(Items listed in a dataset)
# # # # #

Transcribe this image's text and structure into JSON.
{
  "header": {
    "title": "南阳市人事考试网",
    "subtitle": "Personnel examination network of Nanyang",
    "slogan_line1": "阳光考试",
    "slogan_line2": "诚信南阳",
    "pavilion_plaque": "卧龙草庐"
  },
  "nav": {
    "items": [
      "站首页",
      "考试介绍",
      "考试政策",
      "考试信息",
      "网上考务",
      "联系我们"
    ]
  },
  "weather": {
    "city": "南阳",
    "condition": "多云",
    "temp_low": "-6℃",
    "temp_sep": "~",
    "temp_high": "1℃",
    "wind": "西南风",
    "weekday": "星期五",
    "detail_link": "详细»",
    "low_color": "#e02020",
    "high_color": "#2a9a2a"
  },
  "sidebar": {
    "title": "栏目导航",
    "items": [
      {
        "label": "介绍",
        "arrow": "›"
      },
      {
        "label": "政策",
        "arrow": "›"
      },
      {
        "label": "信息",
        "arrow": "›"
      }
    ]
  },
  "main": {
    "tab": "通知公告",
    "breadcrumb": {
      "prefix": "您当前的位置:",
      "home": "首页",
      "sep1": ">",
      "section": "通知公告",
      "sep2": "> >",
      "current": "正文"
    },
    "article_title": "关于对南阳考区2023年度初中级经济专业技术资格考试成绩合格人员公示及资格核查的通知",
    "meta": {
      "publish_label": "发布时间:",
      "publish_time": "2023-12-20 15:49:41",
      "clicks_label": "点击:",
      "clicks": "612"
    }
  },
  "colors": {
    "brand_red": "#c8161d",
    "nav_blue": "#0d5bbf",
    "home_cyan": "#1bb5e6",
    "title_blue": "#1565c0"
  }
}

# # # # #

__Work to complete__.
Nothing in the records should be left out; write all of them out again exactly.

__Task result__.
Transcribe this image's text and structure into JSON.
{
  "header": {
    "title": "南阳市人事考试网",
    "subtitle": "Personnel examination network of Nanyang",
    "slogan_line1": "阳光考试",
    "slogan_line2": "诚信南阳",
    "pavilion_plaque": "卧龙草庐"
  },
  "nav": {
    "items": [
      "站首页",
      "考试介绍",
      "考试政策",
      "考试信息",
      "网上考务",
      "联系我们"
    ]
  },
  "weather": {
    "city": "南阳",
    "condition": "多云",
    "temp_low": "-6℃",
    "temp_sep": "~",
    "temp_high": "1℃",
    "wind": "西南风",
    "weekday": "星期五",
    "detail_link": "详细»",
    "low_color": "#e02020",
    "high_color": "#2a9a2a"
  },
  "sidebar": {
    "title": "栏目导航",
    "items": [
      {
        "label": "介绍",
        "arrow": "›"
      },
      {
        "label": "政策",
        "arrow": "›"
      },
      {
        "label": "信息",
        "arrow": "›"
      }
    ]
  },
  "main": {
    "tab": "通知公告",
    "breadcrumb": {
      "prefix": "您当前的位置:",
      "home": "首页",
      "sep1": ">",
      "section": "通知公告",
      "sep2": "> >",
      "current": "正文"
    },
    "article_title": "关于对南阳考区2023年度初中级经济专业技术资格考试成绩合格人员公示及资格核查的通知",
    "meta": {
      "publish_label": "发布时间:",
      "publish_time": "2023-12-20 15:49:41",
      "clicks_label": "点击:",
      "clicks": "612"
    }
  },
  "colors": {
    "brand_red": "#c8161d",
    "nav_blue": "#0d5bbf",
    "home_cyan": "#1bb5e6",
    "title_blue": "#1565c0"
  }
}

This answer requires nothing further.